→ EXERCISE DIRECTIONS:
What is the number of lines below that include "this"? Give that number alone.

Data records
· · · · ·

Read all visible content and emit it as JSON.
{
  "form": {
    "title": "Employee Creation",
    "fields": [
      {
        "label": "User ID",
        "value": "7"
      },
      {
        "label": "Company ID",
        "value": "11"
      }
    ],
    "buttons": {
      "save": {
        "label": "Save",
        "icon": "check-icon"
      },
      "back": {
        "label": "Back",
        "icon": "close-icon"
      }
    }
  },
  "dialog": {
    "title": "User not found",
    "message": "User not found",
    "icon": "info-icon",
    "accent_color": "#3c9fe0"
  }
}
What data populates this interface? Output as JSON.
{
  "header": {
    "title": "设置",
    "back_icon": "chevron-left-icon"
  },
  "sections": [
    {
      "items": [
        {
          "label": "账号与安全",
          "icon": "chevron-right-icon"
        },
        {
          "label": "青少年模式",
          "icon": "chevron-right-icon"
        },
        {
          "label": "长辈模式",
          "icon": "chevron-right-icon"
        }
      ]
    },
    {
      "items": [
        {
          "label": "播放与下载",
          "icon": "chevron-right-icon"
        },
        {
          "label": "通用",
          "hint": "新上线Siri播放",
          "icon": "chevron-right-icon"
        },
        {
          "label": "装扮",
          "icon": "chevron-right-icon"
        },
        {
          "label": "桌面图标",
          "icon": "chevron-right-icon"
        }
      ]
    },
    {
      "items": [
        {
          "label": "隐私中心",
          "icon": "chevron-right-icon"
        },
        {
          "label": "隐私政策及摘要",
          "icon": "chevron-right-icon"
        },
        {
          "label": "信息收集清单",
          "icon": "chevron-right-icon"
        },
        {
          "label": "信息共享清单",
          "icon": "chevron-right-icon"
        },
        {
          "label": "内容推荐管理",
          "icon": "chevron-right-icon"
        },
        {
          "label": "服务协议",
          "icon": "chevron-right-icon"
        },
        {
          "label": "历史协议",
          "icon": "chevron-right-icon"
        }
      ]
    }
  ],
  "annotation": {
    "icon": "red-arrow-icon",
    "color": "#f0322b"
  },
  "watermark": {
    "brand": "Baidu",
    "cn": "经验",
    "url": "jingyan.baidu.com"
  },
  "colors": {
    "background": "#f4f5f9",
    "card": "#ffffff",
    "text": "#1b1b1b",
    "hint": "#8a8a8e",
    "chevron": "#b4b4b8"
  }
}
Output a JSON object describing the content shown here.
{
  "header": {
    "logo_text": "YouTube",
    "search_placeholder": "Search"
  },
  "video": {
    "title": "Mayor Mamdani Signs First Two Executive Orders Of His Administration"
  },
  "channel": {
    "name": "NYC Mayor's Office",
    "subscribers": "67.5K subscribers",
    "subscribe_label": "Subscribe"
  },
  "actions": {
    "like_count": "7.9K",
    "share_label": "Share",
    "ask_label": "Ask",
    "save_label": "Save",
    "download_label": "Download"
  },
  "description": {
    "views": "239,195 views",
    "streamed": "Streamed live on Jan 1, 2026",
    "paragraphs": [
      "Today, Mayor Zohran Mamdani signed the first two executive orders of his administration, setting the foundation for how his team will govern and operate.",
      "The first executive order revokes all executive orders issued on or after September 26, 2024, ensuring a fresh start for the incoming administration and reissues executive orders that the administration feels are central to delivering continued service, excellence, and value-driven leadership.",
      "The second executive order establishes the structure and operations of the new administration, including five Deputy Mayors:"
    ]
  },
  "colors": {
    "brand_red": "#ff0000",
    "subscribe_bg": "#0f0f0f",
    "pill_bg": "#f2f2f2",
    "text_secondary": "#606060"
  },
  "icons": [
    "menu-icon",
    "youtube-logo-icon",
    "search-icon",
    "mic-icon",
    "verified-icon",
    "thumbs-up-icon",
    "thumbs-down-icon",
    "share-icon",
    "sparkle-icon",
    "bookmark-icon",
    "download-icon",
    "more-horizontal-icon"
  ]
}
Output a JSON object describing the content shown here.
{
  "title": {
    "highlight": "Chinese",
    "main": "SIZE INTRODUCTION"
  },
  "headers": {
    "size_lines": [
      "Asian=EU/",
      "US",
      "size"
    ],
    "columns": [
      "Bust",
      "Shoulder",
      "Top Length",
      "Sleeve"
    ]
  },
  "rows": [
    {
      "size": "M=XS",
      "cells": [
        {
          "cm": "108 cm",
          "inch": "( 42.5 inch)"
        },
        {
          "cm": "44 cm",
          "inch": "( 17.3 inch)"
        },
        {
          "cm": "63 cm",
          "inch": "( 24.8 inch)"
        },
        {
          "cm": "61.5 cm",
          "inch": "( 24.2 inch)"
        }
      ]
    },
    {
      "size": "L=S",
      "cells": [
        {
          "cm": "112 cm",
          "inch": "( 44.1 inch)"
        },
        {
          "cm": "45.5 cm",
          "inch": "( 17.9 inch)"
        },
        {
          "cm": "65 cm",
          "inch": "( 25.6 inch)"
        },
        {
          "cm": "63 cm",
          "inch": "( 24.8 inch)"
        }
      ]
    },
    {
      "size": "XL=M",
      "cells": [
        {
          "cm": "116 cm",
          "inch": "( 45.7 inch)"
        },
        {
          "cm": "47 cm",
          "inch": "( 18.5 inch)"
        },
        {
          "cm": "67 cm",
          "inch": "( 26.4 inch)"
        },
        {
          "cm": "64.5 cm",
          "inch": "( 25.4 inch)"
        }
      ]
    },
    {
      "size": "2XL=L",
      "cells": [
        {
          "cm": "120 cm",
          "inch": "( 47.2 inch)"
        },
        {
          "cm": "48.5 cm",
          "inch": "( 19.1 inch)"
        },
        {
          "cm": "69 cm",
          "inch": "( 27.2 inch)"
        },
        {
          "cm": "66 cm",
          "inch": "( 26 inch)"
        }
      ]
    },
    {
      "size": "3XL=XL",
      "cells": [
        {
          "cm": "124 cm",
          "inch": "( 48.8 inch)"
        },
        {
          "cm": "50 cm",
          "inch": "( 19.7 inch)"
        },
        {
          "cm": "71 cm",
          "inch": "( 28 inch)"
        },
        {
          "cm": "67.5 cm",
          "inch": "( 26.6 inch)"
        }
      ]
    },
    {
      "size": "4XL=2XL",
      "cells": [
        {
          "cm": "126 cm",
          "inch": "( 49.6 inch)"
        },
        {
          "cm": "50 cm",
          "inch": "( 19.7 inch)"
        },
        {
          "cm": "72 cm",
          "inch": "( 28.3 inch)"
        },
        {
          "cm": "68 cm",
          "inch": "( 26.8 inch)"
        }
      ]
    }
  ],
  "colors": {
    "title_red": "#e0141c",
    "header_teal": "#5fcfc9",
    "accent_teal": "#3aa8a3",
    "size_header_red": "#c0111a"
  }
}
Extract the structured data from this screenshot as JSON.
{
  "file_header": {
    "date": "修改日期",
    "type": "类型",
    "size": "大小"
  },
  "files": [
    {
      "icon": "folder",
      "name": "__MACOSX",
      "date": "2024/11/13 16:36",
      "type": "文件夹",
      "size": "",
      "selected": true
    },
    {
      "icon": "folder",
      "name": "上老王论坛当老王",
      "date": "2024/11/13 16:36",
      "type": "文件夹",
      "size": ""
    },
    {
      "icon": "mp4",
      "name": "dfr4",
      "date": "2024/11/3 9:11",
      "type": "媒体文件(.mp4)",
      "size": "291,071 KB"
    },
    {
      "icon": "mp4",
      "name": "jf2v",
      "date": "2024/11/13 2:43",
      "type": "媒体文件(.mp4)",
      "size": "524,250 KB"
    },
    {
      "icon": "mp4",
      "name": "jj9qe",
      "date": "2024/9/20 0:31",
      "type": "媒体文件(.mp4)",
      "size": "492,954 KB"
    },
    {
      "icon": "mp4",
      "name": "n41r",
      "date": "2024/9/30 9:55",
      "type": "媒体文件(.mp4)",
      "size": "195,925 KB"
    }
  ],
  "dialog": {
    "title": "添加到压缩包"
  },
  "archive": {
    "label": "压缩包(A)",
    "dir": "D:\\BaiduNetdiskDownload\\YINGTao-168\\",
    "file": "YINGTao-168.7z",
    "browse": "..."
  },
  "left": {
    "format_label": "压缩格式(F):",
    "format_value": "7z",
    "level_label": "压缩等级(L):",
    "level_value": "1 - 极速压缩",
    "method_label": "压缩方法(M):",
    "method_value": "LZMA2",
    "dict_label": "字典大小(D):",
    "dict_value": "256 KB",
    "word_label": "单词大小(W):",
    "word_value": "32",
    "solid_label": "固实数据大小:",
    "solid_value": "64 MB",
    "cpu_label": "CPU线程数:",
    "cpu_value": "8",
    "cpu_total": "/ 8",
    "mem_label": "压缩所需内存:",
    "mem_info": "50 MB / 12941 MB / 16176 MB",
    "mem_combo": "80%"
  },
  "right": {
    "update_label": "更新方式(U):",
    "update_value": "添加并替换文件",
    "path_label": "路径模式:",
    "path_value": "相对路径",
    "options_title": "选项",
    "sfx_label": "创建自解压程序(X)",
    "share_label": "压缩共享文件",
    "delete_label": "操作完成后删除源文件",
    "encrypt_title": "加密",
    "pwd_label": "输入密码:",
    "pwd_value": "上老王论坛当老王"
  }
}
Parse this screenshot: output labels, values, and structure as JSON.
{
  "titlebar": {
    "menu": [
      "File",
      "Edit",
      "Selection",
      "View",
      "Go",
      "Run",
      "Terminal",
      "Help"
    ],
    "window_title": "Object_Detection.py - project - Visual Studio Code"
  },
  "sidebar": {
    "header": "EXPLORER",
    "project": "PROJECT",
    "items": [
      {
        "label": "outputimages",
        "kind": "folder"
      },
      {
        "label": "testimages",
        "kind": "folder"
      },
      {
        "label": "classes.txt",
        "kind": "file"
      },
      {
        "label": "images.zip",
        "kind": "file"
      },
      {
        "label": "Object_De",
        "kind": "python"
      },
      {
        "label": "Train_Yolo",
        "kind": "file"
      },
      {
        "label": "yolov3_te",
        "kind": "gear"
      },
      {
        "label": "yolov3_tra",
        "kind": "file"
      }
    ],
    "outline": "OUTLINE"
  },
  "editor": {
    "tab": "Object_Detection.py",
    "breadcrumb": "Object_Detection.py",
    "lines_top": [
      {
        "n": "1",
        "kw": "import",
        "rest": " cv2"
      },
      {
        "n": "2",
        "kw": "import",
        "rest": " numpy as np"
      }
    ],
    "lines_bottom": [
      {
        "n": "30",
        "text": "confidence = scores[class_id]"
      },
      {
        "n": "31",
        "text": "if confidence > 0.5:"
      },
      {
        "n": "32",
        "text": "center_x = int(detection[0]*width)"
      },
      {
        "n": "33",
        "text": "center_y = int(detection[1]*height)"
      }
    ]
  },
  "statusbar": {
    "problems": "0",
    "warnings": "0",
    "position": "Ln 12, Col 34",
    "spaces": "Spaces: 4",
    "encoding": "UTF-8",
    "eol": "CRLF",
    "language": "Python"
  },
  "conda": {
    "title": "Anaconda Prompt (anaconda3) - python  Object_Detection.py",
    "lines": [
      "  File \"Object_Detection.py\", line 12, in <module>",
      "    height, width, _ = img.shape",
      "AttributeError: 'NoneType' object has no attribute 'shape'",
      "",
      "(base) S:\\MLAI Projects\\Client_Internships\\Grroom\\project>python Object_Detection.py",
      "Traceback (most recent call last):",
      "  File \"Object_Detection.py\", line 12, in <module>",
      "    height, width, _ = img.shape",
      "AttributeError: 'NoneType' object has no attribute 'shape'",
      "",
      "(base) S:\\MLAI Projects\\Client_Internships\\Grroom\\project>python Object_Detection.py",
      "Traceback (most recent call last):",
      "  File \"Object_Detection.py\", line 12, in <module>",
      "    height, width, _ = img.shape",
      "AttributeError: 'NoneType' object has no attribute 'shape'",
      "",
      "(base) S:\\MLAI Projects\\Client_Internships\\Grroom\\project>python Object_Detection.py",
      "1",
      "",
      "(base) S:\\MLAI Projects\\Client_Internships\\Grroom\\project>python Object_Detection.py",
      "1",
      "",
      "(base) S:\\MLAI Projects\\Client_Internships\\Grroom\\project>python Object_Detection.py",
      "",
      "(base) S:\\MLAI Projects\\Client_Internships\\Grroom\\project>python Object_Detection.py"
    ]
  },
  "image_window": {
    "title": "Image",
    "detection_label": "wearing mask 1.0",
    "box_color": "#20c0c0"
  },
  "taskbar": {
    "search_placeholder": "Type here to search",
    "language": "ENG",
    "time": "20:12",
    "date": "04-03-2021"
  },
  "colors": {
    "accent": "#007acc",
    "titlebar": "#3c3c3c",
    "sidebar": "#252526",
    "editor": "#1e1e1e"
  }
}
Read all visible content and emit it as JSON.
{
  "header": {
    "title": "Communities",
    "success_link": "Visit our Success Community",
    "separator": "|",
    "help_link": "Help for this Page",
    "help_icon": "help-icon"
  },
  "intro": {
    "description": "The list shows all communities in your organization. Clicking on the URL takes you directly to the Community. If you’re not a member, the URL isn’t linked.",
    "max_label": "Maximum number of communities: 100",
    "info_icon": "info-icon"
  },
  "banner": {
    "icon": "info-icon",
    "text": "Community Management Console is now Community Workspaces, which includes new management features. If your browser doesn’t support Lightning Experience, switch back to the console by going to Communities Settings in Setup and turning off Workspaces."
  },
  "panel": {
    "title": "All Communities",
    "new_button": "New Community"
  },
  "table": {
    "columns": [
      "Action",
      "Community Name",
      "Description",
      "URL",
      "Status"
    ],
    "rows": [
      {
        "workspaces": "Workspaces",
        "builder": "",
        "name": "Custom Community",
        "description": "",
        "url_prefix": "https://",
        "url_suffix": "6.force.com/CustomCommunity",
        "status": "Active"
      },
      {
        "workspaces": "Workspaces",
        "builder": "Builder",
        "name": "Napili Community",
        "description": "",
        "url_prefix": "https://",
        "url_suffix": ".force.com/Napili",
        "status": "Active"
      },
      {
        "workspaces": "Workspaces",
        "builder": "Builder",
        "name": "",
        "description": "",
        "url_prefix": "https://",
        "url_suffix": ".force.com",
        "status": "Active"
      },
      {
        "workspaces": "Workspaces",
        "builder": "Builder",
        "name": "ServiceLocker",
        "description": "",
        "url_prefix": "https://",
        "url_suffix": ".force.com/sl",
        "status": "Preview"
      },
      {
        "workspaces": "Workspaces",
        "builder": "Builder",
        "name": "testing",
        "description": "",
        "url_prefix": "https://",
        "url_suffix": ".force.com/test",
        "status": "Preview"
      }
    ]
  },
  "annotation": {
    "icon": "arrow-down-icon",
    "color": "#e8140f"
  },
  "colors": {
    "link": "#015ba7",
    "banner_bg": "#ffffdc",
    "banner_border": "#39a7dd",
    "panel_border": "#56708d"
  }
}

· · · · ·

→ OUTPUT OF THE EXERCISE:
4